# Required work
Each line below that contains the word "screenshot" must be copied.

# The data
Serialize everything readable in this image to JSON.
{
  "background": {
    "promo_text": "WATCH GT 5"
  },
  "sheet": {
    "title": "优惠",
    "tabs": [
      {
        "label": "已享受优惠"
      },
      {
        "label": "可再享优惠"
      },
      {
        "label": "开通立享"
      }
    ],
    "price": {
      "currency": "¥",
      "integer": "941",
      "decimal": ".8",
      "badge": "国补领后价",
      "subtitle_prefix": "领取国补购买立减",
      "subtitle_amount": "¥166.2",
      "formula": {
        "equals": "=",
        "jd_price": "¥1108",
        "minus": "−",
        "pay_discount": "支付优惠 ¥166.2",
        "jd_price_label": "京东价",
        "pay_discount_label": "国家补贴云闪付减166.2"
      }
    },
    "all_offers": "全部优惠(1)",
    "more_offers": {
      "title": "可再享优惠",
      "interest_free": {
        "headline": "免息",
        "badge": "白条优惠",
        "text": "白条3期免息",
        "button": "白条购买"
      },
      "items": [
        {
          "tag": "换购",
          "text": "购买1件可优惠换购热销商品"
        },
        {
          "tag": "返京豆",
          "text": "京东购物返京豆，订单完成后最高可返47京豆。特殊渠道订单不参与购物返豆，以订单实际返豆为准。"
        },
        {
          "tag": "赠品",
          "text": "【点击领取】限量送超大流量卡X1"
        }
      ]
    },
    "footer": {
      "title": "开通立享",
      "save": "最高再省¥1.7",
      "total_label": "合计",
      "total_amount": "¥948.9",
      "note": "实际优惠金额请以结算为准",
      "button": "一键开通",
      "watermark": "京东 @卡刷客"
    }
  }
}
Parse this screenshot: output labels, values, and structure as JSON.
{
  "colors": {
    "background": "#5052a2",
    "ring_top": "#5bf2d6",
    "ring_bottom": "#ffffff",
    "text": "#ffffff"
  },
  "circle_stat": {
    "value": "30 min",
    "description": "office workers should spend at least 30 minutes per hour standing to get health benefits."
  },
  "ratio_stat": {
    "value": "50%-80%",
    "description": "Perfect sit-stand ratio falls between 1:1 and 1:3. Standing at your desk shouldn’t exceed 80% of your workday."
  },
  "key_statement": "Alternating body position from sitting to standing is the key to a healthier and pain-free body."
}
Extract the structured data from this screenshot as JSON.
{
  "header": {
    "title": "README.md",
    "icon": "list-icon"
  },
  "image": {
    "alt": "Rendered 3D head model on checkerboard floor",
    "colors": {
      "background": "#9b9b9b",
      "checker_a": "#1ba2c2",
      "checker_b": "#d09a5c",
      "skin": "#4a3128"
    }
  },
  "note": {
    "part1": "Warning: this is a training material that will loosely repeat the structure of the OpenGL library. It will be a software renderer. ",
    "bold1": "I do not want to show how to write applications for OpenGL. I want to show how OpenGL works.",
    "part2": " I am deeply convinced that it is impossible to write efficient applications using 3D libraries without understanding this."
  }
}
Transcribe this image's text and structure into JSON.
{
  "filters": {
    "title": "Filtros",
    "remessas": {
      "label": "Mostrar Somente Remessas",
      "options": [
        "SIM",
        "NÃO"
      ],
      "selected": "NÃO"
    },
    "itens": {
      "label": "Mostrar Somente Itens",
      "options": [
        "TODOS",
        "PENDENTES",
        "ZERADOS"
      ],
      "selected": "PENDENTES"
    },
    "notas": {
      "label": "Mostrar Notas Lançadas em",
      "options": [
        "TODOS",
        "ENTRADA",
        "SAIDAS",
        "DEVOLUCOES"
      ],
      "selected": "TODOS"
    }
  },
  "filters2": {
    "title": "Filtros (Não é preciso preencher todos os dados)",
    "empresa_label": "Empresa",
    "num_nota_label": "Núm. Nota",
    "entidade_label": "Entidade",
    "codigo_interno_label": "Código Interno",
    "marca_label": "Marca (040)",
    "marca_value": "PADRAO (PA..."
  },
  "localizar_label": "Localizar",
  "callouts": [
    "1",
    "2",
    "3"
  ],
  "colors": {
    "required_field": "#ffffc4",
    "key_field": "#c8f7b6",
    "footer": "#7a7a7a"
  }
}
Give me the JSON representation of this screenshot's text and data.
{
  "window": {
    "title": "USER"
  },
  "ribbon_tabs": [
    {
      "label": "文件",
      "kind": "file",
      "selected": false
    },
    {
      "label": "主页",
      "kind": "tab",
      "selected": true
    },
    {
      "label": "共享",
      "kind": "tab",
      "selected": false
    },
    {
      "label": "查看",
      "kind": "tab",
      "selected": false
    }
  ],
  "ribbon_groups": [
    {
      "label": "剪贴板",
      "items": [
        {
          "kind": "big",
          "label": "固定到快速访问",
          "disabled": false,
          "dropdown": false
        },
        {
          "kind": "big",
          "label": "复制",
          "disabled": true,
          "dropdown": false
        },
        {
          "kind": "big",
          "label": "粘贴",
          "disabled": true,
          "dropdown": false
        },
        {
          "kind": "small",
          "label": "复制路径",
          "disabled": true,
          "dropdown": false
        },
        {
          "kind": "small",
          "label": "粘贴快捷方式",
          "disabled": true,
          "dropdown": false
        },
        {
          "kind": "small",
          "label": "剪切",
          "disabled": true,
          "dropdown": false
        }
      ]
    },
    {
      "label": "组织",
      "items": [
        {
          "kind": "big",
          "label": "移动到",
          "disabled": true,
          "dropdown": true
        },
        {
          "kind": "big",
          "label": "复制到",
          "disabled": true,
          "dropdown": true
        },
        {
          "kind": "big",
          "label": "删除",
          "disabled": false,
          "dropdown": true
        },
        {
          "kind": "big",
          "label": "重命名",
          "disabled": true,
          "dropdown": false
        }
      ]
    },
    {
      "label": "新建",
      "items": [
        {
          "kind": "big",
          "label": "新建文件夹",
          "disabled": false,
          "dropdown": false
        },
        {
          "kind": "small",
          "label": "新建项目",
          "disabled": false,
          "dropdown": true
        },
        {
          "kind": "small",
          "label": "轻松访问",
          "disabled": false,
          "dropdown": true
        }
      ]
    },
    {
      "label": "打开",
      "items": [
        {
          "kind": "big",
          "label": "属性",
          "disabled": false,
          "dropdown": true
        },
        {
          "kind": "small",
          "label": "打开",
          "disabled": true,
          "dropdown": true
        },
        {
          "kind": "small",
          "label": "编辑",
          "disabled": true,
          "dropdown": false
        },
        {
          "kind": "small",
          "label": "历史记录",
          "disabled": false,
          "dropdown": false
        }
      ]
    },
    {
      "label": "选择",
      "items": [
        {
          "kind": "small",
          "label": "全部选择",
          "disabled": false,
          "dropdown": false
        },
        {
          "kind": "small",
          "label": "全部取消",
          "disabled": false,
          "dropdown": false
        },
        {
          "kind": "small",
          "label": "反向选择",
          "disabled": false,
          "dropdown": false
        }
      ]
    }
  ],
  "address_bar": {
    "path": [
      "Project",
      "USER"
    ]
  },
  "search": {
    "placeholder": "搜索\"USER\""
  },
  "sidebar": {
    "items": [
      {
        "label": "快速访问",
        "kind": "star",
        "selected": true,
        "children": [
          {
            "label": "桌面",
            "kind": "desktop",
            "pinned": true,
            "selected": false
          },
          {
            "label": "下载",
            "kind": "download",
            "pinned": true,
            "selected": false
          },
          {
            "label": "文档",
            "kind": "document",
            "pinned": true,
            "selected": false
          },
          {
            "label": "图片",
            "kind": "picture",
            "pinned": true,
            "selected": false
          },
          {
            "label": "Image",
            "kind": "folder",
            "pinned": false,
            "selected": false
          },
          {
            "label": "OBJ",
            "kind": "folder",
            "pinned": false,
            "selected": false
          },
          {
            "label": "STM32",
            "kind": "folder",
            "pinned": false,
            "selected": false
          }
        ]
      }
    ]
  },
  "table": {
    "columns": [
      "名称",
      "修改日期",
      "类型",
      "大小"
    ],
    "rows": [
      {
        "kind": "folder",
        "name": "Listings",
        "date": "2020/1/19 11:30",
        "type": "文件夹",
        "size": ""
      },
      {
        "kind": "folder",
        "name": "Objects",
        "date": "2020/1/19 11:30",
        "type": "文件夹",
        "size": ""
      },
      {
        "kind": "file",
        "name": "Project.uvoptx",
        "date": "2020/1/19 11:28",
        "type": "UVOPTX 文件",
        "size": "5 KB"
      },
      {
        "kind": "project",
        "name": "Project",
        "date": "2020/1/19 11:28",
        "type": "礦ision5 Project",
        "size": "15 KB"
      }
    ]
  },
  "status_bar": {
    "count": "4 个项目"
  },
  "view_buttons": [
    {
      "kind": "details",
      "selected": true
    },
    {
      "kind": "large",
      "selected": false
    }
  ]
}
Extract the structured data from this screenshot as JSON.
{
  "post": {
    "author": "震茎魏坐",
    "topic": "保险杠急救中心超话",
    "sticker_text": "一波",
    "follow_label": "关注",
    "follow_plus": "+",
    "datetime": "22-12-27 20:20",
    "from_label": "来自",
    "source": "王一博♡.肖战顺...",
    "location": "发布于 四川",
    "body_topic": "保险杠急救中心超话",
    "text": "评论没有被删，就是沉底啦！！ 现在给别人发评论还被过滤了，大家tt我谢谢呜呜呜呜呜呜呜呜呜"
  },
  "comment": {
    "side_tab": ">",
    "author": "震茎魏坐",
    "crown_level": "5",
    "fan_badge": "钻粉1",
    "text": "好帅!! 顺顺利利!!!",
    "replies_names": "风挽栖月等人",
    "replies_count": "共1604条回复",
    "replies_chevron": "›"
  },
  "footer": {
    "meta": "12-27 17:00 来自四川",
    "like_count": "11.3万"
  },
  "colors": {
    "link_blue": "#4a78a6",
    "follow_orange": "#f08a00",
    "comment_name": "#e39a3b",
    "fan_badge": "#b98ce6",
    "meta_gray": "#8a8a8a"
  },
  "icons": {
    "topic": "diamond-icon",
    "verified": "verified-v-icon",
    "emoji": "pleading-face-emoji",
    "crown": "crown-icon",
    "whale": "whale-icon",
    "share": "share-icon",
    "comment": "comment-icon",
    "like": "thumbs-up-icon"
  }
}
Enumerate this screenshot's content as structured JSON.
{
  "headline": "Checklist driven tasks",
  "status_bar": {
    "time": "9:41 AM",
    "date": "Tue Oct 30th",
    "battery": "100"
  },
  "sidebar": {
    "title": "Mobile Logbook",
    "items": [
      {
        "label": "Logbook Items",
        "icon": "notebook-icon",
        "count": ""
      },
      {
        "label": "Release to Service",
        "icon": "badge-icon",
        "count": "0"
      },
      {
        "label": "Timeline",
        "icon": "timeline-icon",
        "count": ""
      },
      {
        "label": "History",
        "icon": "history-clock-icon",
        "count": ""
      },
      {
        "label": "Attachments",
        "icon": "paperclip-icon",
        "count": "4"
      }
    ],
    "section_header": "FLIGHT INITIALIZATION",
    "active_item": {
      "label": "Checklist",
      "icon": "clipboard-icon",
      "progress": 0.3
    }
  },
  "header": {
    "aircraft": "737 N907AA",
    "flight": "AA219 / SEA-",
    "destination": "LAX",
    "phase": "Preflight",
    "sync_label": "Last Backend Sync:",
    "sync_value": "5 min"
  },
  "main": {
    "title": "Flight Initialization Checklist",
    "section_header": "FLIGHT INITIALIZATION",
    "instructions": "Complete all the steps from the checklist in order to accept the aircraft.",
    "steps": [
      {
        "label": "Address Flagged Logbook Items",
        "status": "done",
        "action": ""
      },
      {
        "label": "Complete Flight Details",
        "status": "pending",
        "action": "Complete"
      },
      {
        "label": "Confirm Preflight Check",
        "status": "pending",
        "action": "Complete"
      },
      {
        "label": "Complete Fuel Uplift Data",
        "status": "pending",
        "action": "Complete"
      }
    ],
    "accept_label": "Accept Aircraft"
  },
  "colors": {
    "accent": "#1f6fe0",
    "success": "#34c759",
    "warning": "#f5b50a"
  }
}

# Response for this exercise
Parse this screenshot: output labels, values, and structure as JSON.
Extract the structured data from this screenshot as JSON.
Give me the JSON representation of this screenshot's text and data.
Extract the structured data from this screenshot as JSON.
Enumerate this screenshot's content as structured JSON.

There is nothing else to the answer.